In Eaten Alive, a sex worker named Clara finds refuge in a decrepit little establishment called the Starlight Hotel—located deep in the swampland of rural East Texas—after narrowly escaping the perverted paws of a frisky customer named Buck (Robert Englund). There, she meets the business's deranged proprietor, a man named Judd (Neville Brand), who is driven so mad from his own delusions that he attacks her with a pitchfork and then feeds her to his pet Nile crocodile, who lives in the swamp beside the building. What follows is a parade of oddball hotel guests (including an acting masterclass in unhinged lunacy from William Finley), all invariably in grave danger at the hands of Judd and his vicious friend. 




imagineNATIVE FILM + MEDIA ARTS FESTIVAL: Indictment Programme


WHAT: Indictment: The Crimes Of Shelly Chartier, screening as part of the Indictment Programme 
WHO: Directed by Shane Belcourt & Lisa Jackson
WHERE: TIFF Bell Lightbox, Cinema 2, 350 King Street West, Toronto, ON 
Saturday, October 21st, 2017 | 8:30 PM
WHY: A riveting true story about the crimes of Shelly Chartier, a reclusive young woman from a small Manitoba First Nation who captivated the press and made international headlines. Sensationalized in the media as a high profile catfishing case involving an NBA superstar and an aspiring model, Shelly was portrayed as a master manipulator who used social media as her weapon. Through the sensitive and intelligent lens of directors Lisa Jackson and Shane Belcourt, the sensationalism is swept aside to reveal a much more compelling—and complex—story of a young woman caught in historical circumstances beyond her control and how she struggles to rebuild her life after incarceration. With in-depth access to Shelly, Indictment unpacks the crime and raises important questions about our justice system.




Submissions Are Now Open!

Submissions now open for the first annual Toronto True Crime Film Festival and we can't wait to see what you've got!

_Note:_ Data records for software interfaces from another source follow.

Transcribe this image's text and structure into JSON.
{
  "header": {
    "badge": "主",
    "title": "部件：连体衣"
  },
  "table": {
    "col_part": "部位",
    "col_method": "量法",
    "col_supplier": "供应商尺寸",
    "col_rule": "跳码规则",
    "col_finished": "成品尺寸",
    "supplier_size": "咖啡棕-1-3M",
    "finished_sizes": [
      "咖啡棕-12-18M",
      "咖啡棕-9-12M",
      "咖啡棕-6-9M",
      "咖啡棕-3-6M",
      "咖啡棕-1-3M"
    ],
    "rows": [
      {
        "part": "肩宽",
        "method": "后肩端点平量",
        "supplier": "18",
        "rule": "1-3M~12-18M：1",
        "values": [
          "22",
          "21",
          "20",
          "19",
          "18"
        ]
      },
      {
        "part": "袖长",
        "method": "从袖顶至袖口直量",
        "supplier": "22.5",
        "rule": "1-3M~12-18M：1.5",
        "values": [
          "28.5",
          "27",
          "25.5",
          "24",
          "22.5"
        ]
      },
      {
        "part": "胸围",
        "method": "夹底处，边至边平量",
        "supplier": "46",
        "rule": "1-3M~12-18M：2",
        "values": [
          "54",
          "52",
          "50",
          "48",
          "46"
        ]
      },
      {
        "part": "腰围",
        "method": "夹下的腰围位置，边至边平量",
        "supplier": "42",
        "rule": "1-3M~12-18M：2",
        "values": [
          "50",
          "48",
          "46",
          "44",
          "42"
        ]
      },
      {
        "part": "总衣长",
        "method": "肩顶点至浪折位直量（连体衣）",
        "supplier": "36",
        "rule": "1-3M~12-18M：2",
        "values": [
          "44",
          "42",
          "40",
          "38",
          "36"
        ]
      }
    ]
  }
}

Whether you've made an in-depth expository documentary about a particular crime, a thorough biopic on individuals or parties on either side of the law, a personal and emotional exploration of the effects of crimes on victims and communities, a gritty investigative drama based on a real-life impossible-to-crack cases or deep-seated conspiracies, a fictionalized retelling of a fascinating crime, a terrifying horror flick based on a real-life monster, or anything in between—we want to see it!

Check out our Submissions page here or head directly to our FilmFreeway page:


Stay tuned to our News page for the latest announcements, or sign up for our newsletter and get updates right in your inbox!

It's Really Happening!

It started, really, with my excitement to see My Friend Dahmer at this summer's Fantasia International Film Festival. I was talking with my partner about it—and in general about how the true crime selections of any given film festival are always at the top of my list—on our annual five hour train ride to Montreal when I said, "Somebody should start a festival that's just true crime movies!"

We played with the idea—me gushing about my favourite true crime documentaries, him reading me a list of films that are based on real criminal events—but I didn't really think it would be something I would do myself until I started talking to more people about it. My friend Richelle, who works as a Programming Director for The Royal Cinema, told me that it totally sounded like something her venue would be interested in hosting. My partner Steven continued to bounce ideas around with me. A few of my true crime compadres, when asked drunkenly via text, jumped at the idea of being a part of such a thing were it to ever to happen for real.

By the end of that ten day trip, I had firmed up a team a programmers and had a very good chance at landing a venue. In the month since I've been back in Toronto, I've purchased a domain, created this website, set up accounts across social media, secured official festival dates with an official venue, organized a submissions platform, and hosted our first staff meeting!

What started as a very casual remark has quickly snowballed into one of the most exciting projects I've ever been a part of. Now I can say, "It's really happening!"